Provided information below:

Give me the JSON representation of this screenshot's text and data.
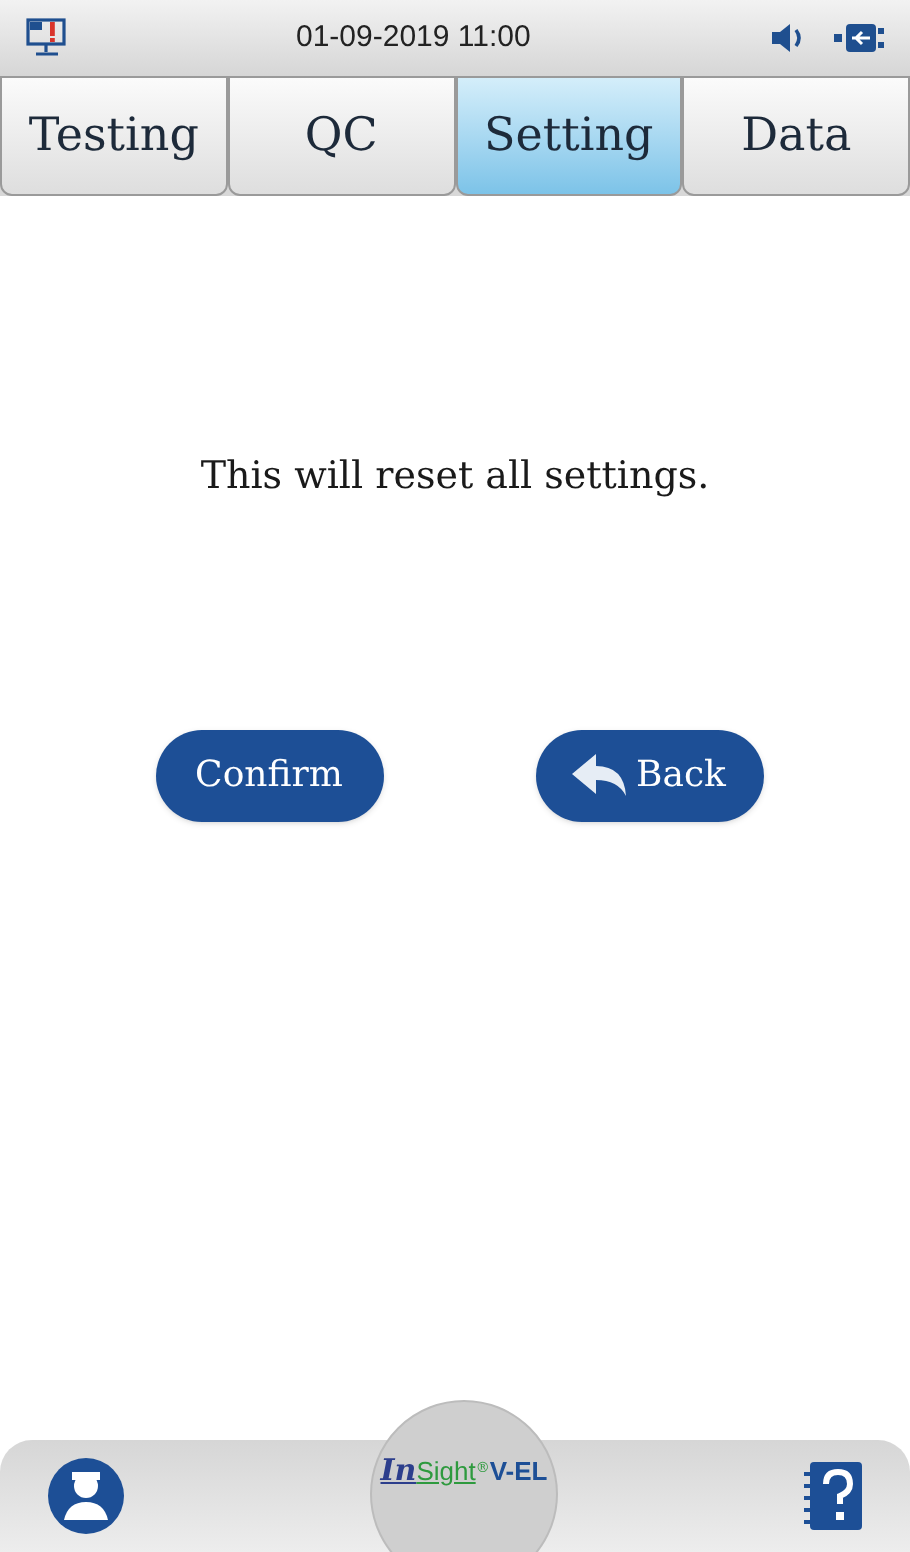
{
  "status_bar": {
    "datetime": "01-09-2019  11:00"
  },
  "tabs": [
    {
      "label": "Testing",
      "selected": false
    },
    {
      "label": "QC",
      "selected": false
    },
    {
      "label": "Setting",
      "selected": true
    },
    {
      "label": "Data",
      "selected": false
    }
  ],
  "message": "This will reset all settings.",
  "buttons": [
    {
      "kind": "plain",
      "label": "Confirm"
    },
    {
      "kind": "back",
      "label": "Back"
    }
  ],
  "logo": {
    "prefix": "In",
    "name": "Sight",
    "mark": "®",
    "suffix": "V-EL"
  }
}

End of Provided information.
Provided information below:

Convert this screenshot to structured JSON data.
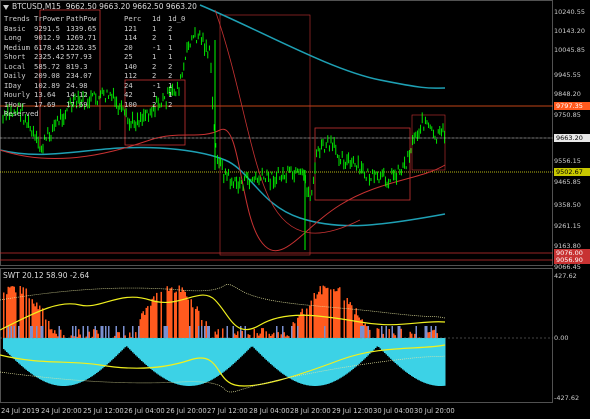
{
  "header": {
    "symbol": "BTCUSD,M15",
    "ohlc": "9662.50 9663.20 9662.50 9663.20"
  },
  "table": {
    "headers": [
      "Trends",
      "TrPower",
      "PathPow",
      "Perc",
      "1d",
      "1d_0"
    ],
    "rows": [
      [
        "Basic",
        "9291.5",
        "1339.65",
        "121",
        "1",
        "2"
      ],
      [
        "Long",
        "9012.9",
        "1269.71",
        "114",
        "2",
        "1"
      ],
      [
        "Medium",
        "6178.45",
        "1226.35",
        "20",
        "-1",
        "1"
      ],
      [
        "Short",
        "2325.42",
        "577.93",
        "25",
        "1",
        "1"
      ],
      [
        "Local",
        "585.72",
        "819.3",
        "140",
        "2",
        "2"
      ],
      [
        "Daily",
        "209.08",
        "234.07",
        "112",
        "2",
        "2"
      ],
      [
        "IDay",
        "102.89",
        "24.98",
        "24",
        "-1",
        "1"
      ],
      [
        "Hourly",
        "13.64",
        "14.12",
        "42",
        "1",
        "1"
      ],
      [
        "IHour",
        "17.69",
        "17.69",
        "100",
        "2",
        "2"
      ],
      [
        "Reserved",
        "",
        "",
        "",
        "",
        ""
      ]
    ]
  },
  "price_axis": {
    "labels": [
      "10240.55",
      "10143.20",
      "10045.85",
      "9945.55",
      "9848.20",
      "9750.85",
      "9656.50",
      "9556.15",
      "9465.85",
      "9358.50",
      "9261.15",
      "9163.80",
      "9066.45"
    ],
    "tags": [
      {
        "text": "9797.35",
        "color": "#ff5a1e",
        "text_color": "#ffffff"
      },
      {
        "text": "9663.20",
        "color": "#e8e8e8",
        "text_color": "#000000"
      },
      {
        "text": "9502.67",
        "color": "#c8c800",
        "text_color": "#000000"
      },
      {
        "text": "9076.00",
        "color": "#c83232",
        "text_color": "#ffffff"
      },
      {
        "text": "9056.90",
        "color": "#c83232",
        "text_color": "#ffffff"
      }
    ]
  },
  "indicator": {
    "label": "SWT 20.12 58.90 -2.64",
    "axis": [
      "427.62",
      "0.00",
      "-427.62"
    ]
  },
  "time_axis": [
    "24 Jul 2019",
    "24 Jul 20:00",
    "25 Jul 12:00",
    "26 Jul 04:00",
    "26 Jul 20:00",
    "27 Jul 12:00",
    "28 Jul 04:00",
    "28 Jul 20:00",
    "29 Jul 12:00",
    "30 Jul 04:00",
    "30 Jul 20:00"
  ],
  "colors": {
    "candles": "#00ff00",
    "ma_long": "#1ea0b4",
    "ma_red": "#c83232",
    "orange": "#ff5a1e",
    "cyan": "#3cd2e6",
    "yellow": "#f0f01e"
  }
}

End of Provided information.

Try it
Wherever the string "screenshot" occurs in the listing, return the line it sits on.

Result for this exercise
Give me the JSON representation of this screenshot's text and data.
Convert this screenshot to structured JSON data.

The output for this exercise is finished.